MSF let’s you choose between a number of per-voice fx and opens up many new possibilities.
The modal filter is capable of analyizing a wav file and coping the harmonics. From there you can manipulate things however you like or even morph between multiple sounds. The posiblities are almost endless.
The additive module in MSoundfactory is very powerful and allows many interesting and unique things. It operates in a similar way to the modal filter and allows you to not only change the volume of the partials, but also the pitch. You can of course do this manually or you can use the analysis features to get the data from a wav file.
The unison module in MSoundFactory isn't just an easy way to make supersaws. It not only allows you to add unison voices to other modules without built in unison, but it also allows you to change various parameters on the unison voices themselves.
This video goes over how to create a flute sound using the modal filter. Using this technique you can control the breath, harmonics, volume, etc to create all sorts interesting variations.
This is the follow-up to the last video and flute synthesis. This video shows you how to simulate flutter tonging, vibrato and even key noises.

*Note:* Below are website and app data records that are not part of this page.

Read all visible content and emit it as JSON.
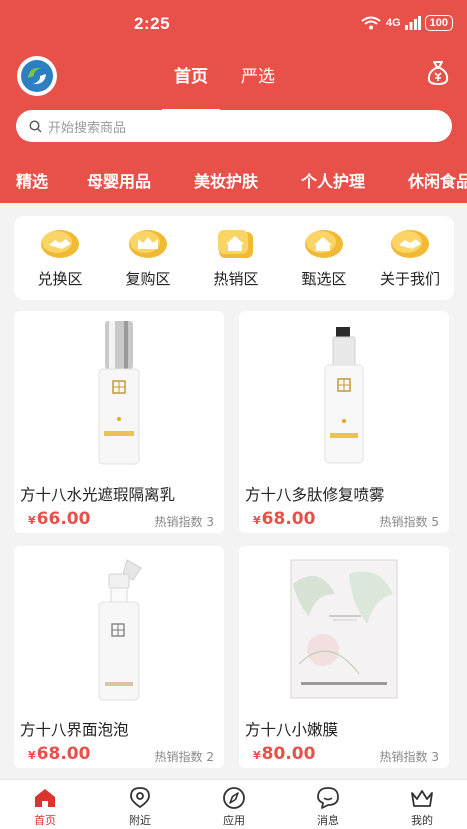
{
  "status": {
    "time": "2:25",
    "network": "4G",
    "battery": "100"
  },
  "header": {
    "tabs": [
      "首页",
      "严选"
    ]
  },
  "search": {
    "placeholder": "开始搜索商品"
  },
  "categories": [
    "精选",
    "母婴用品",
    "美妆护肤",
    "个人护理",
    "休闲食品"
  ],
  "quick_entries": [
    {
      "label": "兑换区",
      "icon": "handshake-icon"
    },
    {
      "label": "复购区",
      "icon": "crown-icon"
    },
    {
      "label": "热销区",
      "icon": "house-icon"
    },
    {
      "label": "甄选区",
      "icon": "house-icon"
    },
    {
      "label": "关于我们",
      "icon": "handshake-icon"
    }
  ],
  "products": [
    {
      "name": "方十八水光遮瑕隔离乳",
      "price": "66.00",
      "currency": "¥",
      "hot": "热销指数 3"
    },
    {
      "name": "方十八多肽修复喷雾",
      "price": "68.00",
      "currency": "¥",
      "hot": "热销指数 5"
    },
    {
      "name": "方十八界面泡泡",
      "price": "68.00",
      "currency": "¥",
      "hot": "热销指数 2"
    },
    {
      "name": "方十八小嫩膜",
      "price": "80.00",
      "currency": "¥",
      "hot": "热销指数 3"
    }
  ],
  "tabbar": [
    "首页",
    "附近",
    "应用",
    "消息",
    "我的"
  ],
  "colors": {
    "primary": "#e8504a",
    "accent_gold": "#f2b935"
  }
}
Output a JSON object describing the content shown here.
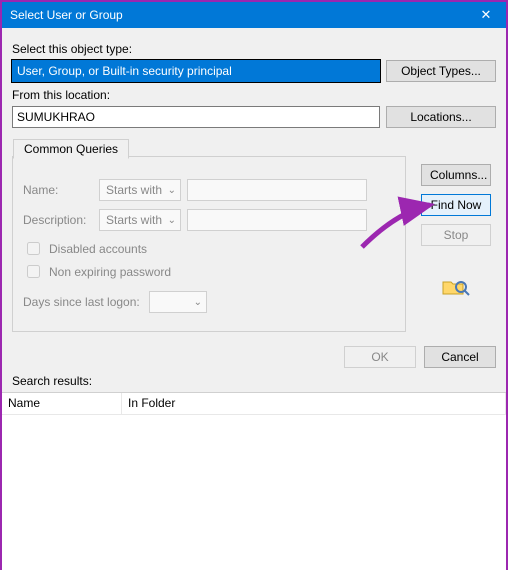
{
  "titlebar": {
    "title": "Select User or Group"
  },
  "object_type": {
    "label": "Select this object type:",
    "value": "User, Group, or Built-in security principal",
    "button": "Object Types..."
  },
  "location": {
    "label": "From this location:",
    "value": "SUMUKHRAO",
    "button": "Locations..."
  },
  "queries": {
    "tab": "Common Queries",
    "name_label": "Name:",
    "name_mode": "Starts with",
    "desc_label": "Description:",
    "desc_mode": "Starts with",
    "disabled_label": "Disabled accounts",
    "nonexpire_label": "Non expiring password",
    "days_label": "Days since last logon:"
  },
  "side": {
    "columns_btn": "Columns...",
    "find_btn": "Find Now",
    "stop_btn": "Stop"
  },
  "bottom": {
    "ok": "OK",
    "cancel": "Cancel",
    "results_label": "Search results:"
  },
  "results": {
    "col_name": "Name",
    "col_folder": "In Folder"
  }
}
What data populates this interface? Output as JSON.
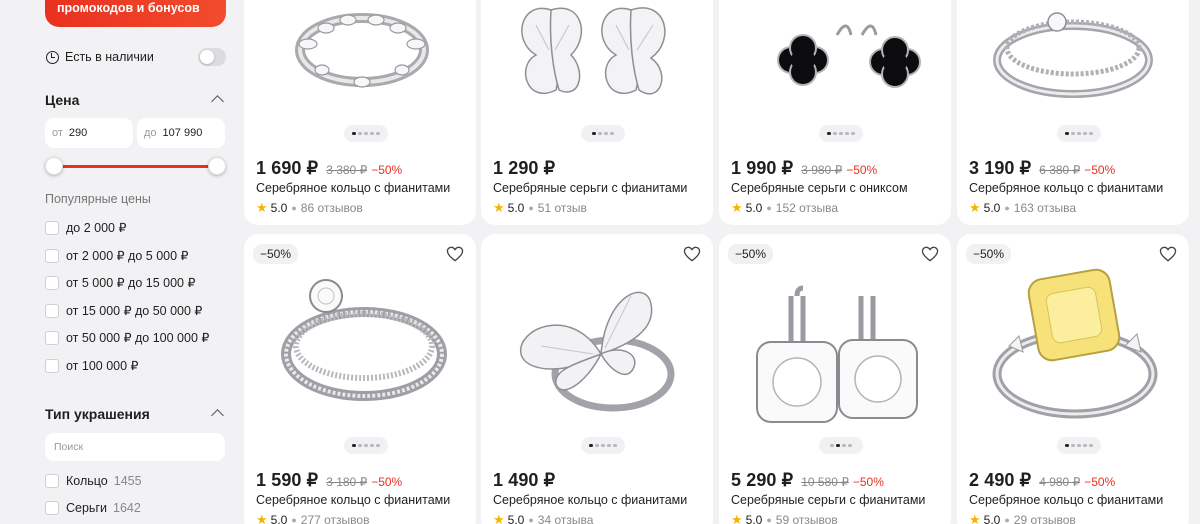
{
  "sidebar": {
    "promo_text": "промокодов и бонусов",
    "in_stock_label": "Есть в наличии",
    "price_title": "Цена",
    "price_from_prefix": "от",
    "price_from_value": "290",
    "price_to_prefix": "до",
    "price_to_value": "107 990",
    "popular_prices_title": "Популярные цены",
    "popular_prices": [
      "до 2 000 ₽",
      "от 2 000 ₽ до 5 000 ₽",
      "от 5 000 ₽ до 15 000 ₽",
      "от 15 000 ₽ до 50 000 ₽",
      "от 50 000 ₽ до 100 000 ₽",
      "от 100 000 ₽"
    ],
    "type_title": "Тип украшения",
    "type_search_placeholder": "Поиск",
    "types": [
      {
        "label": "Кольцо",
        "count": "1455"
      },
      {
        "label": "Серьги",
        "count": "1642"
      }
    ]
  },
  "products": [
    {
      "price": "1 690 ₽",
      "old_price": "3 380 ₽",
      "discount": "−50%",
      "name": "Серебряное кольцо с фианитами",
      "rating": "5.0",
      "reviews": "86 отзывов",
      "icon": "ring-icon"
    },
    {
      "price": "1 290 ₽",
      "old_price": "",
      "discount": "",
      "name": "Серебряные серьги с фианитами",
      "rating": "5.0",
      "reviews": "51 отзыв",
      "icon": "butterfly-earrings-icon"
    },
    {
      "price": "1 990 ₽",
      "old_price": "3 980 ₽",
      "discount": "−50%",
      "name": "Серебряные серьги с ониксом",
      "rating": "5.0",
      "reviews": "152 отзыва",
      "icon": "clover-earrings-icon"
    },
    {
      "price": "3 190 ₽",
      "old_price": "6 380 ₽",
      "discount": "−50%",
      "name": "Серебряное кольцо с фианитами",
      "rating": "5.0",
      "reviews": "163 отзыва",
      "icon": "ring-icon"
    },
    {
      "badge": "−50%",
      "price": "1 590 ₽",
      "old_price": "3 180 ₽",
      "discount": "−50%",
      "name": "Серебряное кольцо с фианитами",
      "rating": "5.0",
      "reviews": "277 отзывов",
      "icon": "solitaire-ring-icon"
    },
    {
      "badge": "",
      "price": "1 490 ₽",
      "old_price": "",
      "discount": "",
      "name": "Серебряное кольцо с фианитами",
      "rating": "5.0",
      "reviews": "34 отзыва",
      "icon": "butterfly-ring-icon"
    },
    {
      "badge": "−50%",
      "price": "5 290 ₽",
      "old_price": "10 580 ₽",
      "discount": "−50%",
      "name": "Серебряные серьги с фианитами",
      "rating": "5.0",
      "reviews": "59 отзывов",
      "icon": "halo-earrings-icon"
    },
    {
      "badge": "−50%",
      "price": "2 490 ₽",
      "old_price": "4 980 ₽",
      "discount": "−50%",
      "name": "Серебряное кольцо с фианитами",
      "rating": "5.0",
      "reviews": "29 отзывов",
      "icon": "yellow-stone-ring-icon"
    }
  ],
  "colors": {
    "accent": "#e8311f",
    "star": "#f5b400",
    "page_bg": "#f2f2f4"
  }
}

This video shows how you can use a step filter to modulate a filter and some tricks you can use to make things sound better. Using the analog control in the filter module can help make things sound better and achieve a nicer sound.
Chandler decided to try to simulate a harp and he'll show some small tricks and tips to make it sound better. In this video he'll go over the basics and in the next video he'll show some more advanced techniques and ways to shape/alter the sound.
This is the 2nd part on Harp synthesis. In this part Chandler will show how you can change the sound in various ways and even make the harp sound more like a Japanese koto. He'll also show you how you can use the arpeggiator to create
Usually MSF has a pristine clean sound, but in this video you will see some ways how to add some digital dirt. You will see how to degrade the sound, cause aliasing and all sort of filthy stuff.
This video shows how to create an acoustic bass sound in MSoundFactory - part 1.
This video shows how to create an acoustic bass sound in MSoundFactory - part 2.
You can adjust the amount of resonance on a per harmonic/partial basis. This allows you to let certain harmonics sustain for a longer or shorter period of time.
This video shows how to create a harpsichord/clavicord type sound. Using the tools in MSoundFactory you can shape the sound in a variety of ways and make you own original sound.
This video shows how you can use the modules in MSoundFactory to create a sound similar to the clavinet tones you heard in the 70s and 80s.
Add some physical modelling ideas. This video shows how you can add punch, adjust the timbre and change the basic tone…
This video shows how you can layer sounds and add pitch drops for a fuller more varied sound. This allows you to take the sound in a lot of different directions and make it your own. Be sure to check out part 1 if you haven't already.
This video shows how you can use MSoundFactory to create large sounding drums. Not only do you not have to worry about samples, but you can customize the sound, response and amount of hit variation.